Other Professional Activities


  • British social history c.1600-1850
  • Early Modern History
  • American History

Key Publications


Female Friends and the Making of Transatlantic Quakerism, 1650–1750, Cambridge Studies in Early Modern British History (Cambridge: Cambridge University Press, forthcoming 2018). 

Articles and book chapters

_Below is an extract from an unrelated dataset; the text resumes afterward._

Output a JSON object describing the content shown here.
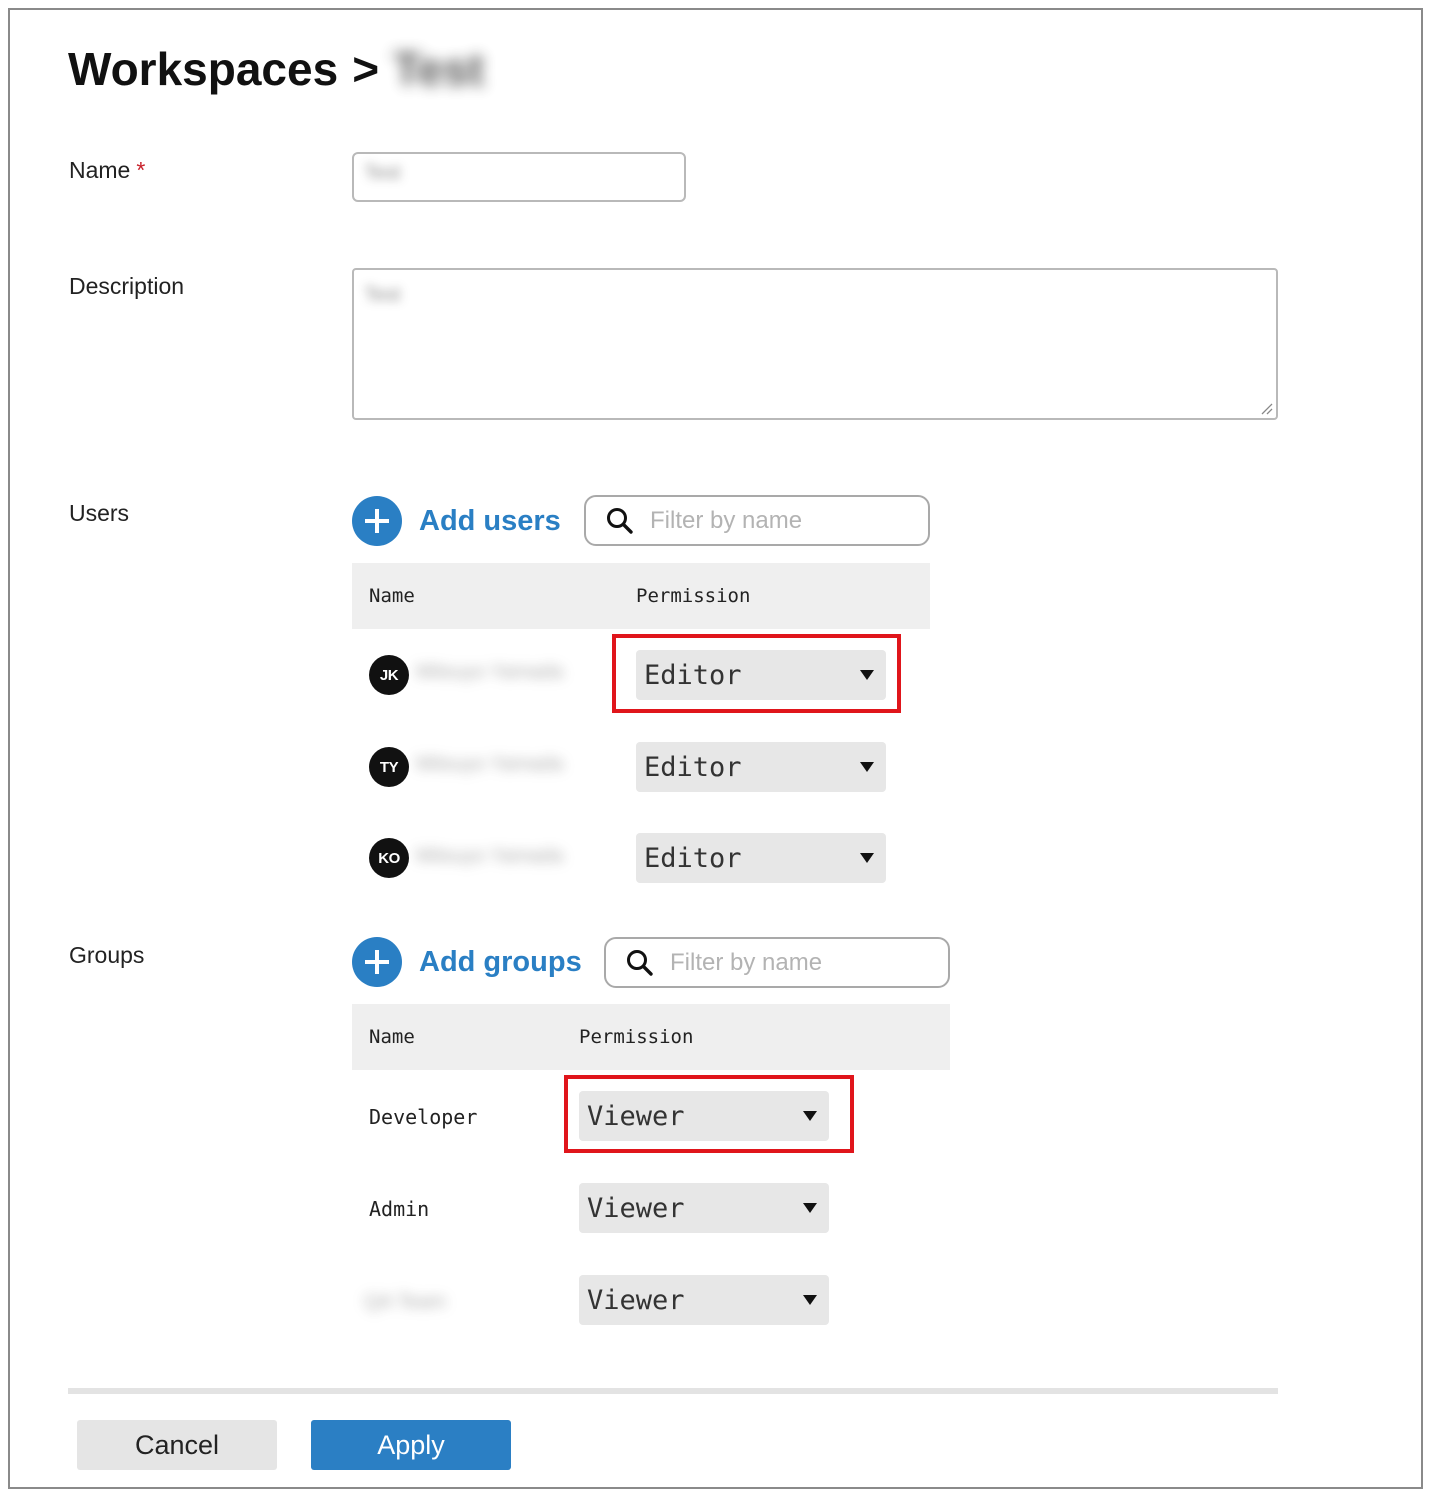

  • ‘Providence, Punishment and Identity Formation in the Late-Stuart Quaker Community, c.1650-1700’, The Seventeenth Century, vol. 31, no. 4 (2016), pp. 471–494: doi: 10.1080/0268117X.2016.1246261.
  • ‘‘She suffered for my sake’: Female Martyrs and Lay Activists in the Transatlantic Quaker Community, 1650-1710’, in New Critical Studies on Quaker Women: 1650-1750, ed. by Catie Gill and Michele Lise Tarter (under contract with Oxford University Press) (forthcoming, 2018).
  • ‘Women’s Hospitality Networks in the Eighteenth Century Transatlantic Quaker Community’. This article will be published in a special issue in Journal of Early Modern History under the theme ‘Religious Women’s Active Communities in Europe and Beyond’ (forthcoming, vol. 22, no. 1, January 2018).
  • “None fitter to do the husband's work’: Women, Domesticity and the Household in the Transatlantic Quaker Movement’, in Newberry Essays in Medieval and Early Modern Studies, Vol. 7 (Chicago: The Newberry Library, 2013), pp. 133-149.
  • ‘In Pursuit of Heavenly Guidance: The Religious Context of Catherine Exley’s Life and Writings’, in Rebecca Probert (ed.), Catherine Exley’s Diary: The Life and Times of a Camp-follower in the Peninsular War (Kenilworth: Brandram, 2014), pp. 79-95. 

Web-based Publications